:: EXTRACTED MATERIAL

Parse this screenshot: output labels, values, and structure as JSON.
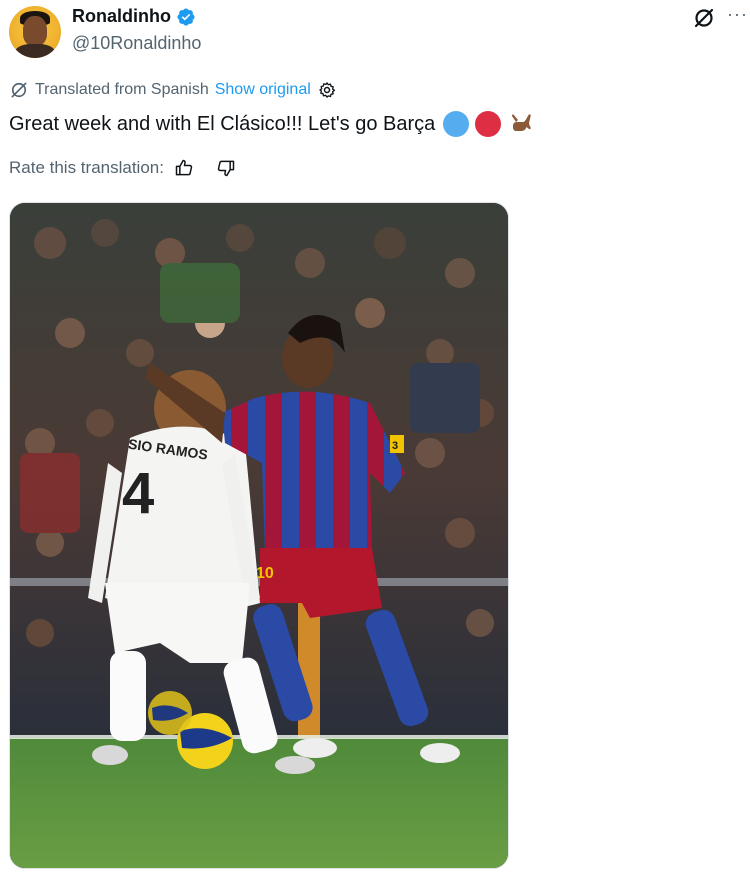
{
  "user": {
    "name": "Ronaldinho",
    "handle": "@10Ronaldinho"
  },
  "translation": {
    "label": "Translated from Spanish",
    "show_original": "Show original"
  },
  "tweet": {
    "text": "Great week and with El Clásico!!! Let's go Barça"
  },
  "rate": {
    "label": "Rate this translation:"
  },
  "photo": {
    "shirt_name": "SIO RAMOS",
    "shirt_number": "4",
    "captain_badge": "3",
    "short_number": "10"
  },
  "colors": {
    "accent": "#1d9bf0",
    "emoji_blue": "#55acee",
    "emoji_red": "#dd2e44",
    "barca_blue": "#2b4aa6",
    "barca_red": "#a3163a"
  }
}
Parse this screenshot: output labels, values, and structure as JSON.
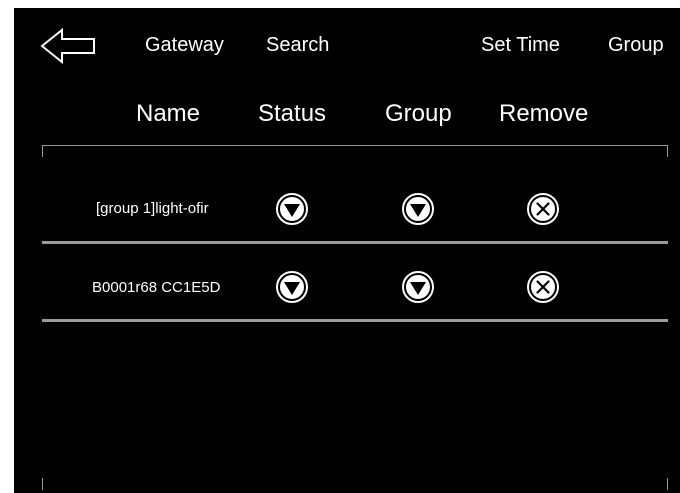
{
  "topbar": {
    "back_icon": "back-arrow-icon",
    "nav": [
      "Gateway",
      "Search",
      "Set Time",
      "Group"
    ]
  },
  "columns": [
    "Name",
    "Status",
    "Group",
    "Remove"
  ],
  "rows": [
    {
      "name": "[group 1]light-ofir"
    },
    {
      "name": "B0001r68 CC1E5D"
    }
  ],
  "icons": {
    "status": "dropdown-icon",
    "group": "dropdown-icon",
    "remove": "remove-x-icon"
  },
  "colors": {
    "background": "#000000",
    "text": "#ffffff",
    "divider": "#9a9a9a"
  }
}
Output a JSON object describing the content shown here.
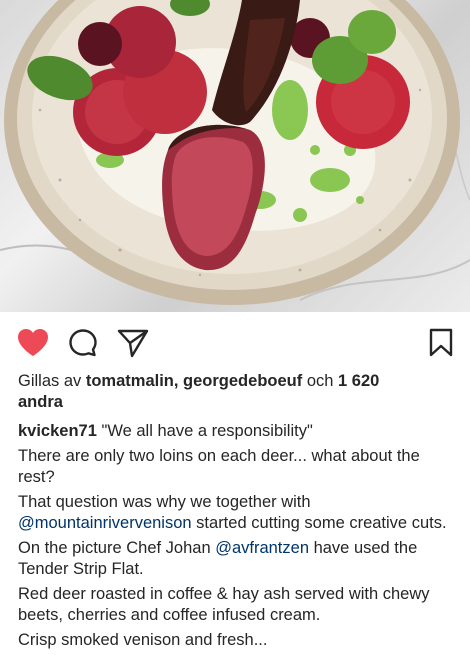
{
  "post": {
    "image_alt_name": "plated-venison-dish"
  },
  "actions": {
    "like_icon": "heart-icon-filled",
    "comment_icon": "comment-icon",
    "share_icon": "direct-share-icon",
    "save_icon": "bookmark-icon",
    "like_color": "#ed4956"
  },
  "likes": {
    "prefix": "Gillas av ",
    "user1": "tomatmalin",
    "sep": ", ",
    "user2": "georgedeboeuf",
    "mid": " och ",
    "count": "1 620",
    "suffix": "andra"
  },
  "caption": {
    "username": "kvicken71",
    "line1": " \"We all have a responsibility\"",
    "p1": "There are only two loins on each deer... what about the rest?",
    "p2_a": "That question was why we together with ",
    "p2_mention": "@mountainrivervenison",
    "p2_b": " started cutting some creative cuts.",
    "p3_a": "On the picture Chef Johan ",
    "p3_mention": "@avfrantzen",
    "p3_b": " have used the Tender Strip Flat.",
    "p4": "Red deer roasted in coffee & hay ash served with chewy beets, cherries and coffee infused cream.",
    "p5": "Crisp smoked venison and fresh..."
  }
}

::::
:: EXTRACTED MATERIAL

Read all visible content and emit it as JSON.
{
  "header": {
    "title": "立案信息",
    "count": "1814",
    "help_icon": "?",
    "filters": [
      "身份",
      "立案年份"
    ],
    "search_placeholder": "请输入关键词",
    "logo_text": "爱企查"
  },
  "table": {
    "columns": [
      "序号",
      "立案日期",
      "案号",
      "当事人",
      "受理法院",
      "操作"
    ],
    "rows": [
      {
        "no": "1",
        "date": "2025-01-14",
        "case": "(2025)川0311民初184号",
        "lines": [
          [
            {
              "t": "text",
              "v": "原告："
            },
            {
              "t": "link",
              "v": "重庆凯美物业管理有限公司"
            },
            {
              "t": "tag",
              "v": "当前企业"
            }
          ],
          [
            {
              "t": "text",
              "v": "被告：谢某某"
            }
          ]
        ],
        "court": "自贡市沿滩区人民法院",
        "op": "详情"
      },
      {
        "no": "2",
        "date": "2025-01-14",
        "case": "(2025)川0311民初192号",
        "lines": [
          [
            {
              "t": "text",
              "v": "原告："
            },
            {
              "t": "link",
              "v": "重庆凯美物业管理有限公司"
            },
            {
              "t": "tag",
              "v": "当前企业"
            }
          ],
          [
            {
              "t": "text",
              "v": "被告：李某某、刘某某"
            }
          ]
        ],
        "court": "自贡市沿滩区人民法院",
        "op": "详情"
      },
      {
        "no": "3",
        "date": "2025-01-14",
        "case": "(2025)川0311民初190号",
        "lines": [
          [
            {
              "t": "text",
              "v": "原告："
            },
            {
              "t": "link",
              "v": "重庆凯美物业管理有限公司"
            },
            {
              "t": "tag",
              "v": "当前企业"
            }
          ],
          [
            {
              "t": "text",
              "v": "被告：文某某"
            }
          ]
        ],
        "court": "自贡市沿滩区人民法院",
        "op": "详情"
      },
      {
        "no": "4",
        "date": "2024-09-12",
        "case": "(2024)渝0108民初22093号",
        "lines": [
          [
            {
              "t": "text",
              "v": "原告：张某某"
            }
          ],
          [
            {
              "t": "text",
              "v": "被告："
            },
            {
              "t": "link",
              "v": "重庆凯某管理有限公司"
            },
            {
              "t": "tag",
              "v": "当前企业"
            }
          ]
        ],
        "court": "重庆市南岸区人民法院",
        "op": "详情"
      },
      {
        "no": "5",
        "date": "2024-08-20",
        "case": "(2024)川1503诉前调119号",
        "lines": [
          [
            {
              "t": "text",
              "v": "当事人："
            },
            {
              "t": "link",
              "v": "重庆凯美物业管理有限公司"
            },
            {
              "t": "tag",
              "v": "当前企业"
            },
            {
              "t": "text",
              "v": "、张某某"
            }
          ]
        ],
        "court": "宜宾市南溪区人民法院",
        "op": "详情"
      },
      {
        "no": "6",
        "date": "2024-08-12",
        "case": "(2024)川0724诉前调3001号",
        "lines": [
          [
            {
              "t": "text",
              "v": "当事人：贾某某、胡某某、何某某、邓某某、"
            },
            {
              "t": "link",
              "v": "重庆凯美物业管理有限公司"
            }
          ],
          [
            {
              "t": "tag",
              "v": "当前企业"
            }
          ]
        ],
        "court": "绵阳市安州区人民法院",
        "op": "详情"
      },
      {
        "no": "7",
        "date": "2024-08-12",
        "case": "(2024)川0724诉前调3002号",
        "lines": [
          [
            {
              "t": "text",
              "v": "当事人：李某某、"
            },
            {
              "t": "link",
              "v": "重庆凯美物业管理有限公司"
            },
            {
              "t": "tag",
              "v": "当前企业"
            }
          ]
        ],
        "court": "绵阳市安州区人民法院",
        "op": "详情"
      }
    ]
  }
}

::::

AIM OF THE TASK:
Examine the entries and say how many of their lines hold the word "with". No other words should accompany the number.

EXERCISE RESULT:
3